TASK PROMPT: Where a line holds the word "name", copy it from the records.

EXERCISE INPUTS:
════

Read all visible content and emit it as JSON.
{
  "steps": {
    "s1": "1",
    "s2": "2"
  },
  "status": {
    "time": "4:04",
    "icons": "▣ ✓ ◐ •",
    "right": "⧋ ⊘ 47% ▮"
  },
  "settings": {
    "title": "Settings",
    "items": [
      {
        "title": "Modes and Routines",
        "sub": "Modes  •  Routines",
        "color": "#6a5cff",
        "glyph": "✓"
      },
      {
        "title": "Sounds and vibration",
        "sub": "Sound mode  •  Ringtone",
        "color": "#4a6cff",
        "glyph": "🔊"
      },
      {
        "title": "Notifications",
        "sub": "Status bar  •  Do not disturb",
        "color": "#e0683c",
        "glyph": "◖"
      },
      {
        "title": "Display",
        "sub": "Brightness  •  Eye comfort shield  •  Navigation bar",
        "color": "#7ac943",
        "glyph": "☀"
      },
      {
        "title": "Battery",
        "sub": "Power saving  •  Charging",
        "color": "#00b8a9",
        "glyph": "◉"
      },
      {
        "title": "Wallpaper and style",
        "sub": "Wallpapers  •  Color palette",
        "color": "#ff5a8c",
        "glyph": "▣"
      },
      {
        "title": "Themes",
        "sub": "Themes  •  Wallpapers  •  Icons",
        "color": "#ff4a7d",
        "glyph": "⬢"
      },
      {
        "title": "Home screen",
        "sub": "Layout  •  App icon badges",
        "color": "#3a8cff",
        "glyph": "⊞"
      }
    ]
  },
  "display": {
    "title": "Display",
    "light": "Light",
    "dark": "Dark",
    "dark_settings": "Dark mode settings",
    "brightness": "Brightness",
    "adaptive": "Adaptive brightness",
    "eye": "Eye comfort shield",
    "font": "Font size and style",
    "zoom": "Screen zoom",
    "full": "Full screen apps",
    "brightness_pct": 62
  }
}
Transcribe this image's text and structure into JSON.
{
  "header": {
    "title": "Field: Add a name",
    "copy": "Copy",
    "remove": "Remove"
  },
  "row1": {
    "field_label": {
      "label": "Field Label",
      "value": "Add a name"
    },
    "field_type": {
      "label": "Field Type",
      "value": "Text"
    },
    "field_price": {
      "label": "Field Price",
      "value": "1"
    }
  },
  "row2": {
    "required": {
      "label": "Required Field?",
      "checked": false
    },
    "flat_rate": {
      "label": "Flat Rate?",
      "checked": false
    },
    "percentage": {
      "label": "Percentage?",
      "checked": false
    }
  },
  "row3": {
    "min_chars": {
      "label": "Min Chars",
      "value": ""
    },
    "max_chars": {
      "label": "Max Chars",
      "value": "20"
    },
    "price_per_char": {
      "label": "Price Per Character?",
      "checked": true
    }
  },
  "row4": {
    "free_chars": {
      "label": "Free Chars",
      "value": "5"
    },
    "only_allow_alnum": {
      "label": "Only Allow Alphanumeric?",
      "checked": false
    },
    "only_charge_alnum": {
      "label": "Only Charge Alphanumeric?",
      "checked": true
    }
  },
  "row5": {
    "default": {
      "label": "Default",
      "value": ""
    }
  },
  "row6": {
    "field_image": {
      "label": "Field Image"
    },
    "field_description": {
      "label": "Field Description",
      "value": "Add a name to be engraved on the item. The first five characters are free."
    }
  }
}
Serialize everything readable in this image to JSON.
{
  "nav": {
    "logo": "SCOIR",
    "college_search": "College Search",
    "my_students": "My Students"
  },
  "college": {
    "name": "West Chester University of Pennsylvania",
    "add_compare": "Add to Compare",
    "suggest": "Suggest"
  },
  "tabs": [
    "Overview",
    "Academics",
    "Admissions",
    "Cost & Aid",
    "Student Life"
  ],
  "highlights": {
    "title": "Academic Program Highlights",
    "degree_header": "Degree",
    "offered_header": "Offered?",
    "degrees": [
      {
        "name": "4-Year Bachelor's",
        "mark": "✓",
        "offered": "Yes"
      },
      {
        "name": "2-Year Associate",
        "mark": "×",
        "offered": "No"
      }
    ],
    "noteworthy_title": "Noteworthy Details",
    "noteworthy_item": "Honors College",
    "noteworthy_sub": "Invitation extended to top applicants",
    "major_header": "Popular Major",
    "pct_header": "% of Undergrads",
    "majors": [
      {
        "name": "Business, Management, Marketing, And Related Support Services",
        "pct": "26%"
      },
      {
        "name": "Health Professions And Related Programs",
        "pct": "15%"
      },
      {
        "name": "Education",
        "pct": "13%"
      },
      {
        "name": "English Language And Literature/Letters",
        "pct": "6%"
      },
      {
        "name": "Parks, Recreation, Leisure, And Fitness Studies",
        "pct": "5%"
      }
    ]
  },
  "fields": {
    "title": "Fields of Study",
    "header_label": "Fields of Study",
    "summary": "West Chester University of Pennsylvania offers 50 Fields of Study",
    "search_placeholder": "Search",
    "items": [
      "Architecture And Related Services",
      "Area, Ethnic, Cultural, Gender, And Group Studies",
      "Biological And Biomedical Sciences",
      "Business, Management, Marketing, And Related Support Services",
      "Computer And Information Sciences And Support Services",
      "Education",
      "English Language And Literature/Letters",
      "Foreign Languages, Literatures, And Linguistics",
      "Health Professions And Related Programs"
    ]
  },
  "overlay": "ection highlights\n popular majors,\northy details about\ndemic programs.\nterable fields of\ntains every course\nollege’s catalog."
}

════

ANSWER SPACE:
    "title": "Field: Add a name",
      "value": "Add a name"
      "value": "Add a name to be engraved on the item. The first five characters are free."
    "name": "West Chester University of Pennsylvania",
        "name": "4-Year Bachelor's",
        "name": "2-Year Associate",
        "name": "Business, Management, Marketing, And Related Support Services",
        "name": "Health Professions And Related Programs",
        "name": "Education",
        "name": "English Language And Literature/Letters",
        "name": "Parks, Recreation, Leisure, And Fitness Studies",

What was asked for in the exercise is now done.